■ **WHAT IS EXPECTED**: Reproduce the records below in their entirety, character for character.

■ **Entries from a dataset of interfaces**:
◇ ◇ ◇ ◇
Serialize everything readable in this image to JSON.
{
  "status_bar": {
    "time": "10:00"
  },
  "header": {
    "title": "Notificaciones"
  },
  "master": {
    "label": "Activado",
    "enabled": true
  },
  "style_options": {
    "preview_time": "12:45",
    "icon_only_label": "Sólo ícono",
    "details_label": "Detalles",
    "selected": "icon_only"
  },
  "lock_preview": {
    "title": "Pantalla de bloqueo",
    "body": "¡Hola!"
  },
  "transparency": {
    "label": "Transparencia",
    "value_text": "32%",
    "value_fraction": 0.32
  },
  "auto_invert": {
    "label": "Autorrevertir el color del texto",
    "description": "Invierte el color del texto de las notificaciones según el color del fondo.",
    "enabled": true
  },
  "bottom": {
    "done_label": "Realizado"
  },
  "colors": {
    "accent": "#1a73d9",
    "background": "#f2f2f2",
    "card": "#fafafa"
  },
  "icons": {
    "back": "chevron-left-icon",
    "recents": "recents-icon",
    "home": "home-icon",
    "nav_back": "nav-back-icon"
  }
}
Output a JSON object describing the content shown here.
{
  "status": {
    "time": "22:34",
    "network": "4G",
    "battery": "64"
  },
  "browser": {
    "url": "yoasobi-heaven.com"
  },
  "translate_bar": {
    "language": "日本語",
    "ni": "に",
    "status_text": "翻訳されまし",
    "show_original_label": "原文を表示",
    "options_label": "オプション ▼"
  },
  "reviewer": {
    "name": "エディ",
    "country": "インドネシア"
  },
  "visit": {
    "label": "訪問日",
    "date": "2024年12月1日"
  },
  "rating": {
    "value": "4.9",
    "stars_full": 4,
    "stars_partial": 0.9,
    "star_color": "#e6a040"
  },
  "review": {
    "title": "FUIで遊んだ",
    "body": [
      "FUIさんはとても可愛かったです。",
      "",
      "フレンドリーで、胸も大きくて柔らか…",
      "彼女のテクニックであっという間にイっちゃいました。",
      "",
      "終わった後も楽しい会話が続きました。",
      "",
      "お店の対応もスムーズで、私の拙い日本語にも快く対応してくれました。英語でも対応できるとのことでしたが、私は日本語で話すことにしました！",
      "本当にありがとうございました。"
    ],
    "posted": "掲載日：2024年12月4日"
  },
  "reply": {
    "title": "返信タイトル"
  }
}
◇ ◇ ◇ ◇
■ **EXERCISE OUTPUT**:
Serialize everything readable in this image to JSON.
{
  "status_bar": {
    "time": "10:00"
  },
  "header": {
    "title": "Notificaciones"
  },
  "master": {
    "label": "Activado",
    "enabled": true
  },
  "style_options": {
    "preview_time": "12:45",
    "icon_only_label": "Sólo ícono",
    "details_label": "Detalles",
    "selected": "icon_only"
  },
  "lock_preview": {
    "title": "Pantalla de bloqueo",
    "body": "¡Hola!"
  },
  "transparency": {
    "label": "Transparencia",
    "value_text": "32%",
    "value_fraction": 0.32
  },
  "auto_invert": {
    "label": "Autorrevertir el color del texto",
    "description": "Invierte el color del texto de las notificaciones según el color del fondo.",
    "enabled": true
  },
  "bottom": {
    "done_label": "Realizado"
  },
  "colors": {
    "accent": "#1a73d9",
    "background": "#f2f2f2",
    "card": "#fafafa"
  },
  "icons": {
    "back": "chevron-left-icon",
    "recents": "recents-icon",
    "home": "home-icon",
    "nav_back": "nav-back-icon"
  }
}
Output a JSON object describing the content shown here.
{
  "status": {
    "time": "22:34",
    "network": "4G",
    "battery": "64"
  },
  "browser": {
    "url": "yoasobi-heaven.com"
  },
  "translate_bar": {
    "language": "日本語",
    "ni": "に",
    "status_text": "翻訳されまし",
    "show_original_label": "原文を表示",
    "options_label": "オプション ▼"
  },
  "reviewer": {
    "name": "エディ",
    "country": "インドネシア"
  },
  "visit": {
    "label": "訪問日",
    "date": "2024年12月1日"
  },
  "rating": {
    "value": "4.9",
    "stars_full": 4,
    "stars_partial": 0.9,
    "star_color": "#e6a040"
  },
  "review": {
    "title": "FUIで遊んだ",
    "body": [
      "FUIさんはとても可愛かったです。",
      "",
      "フレンドリーで、胸も大きくて柔らか…",
      "彼女のテクニックであっという間にイっちゃいました。",
      "",
      "終わった後も楽しい会話が続きました。",
      "",
      "お店の対応もスムーズで、私の拙い日本語にも快く対応してくれました。英語でも対応できるとのことでしたが、私は日本語で話すことにしました！",
      "本当にありがとうございました。"
    ],
    "posted": "掲載日：2024年12月4日"
  },
  "reply": {
    "title": "返信タイトル"
  }
}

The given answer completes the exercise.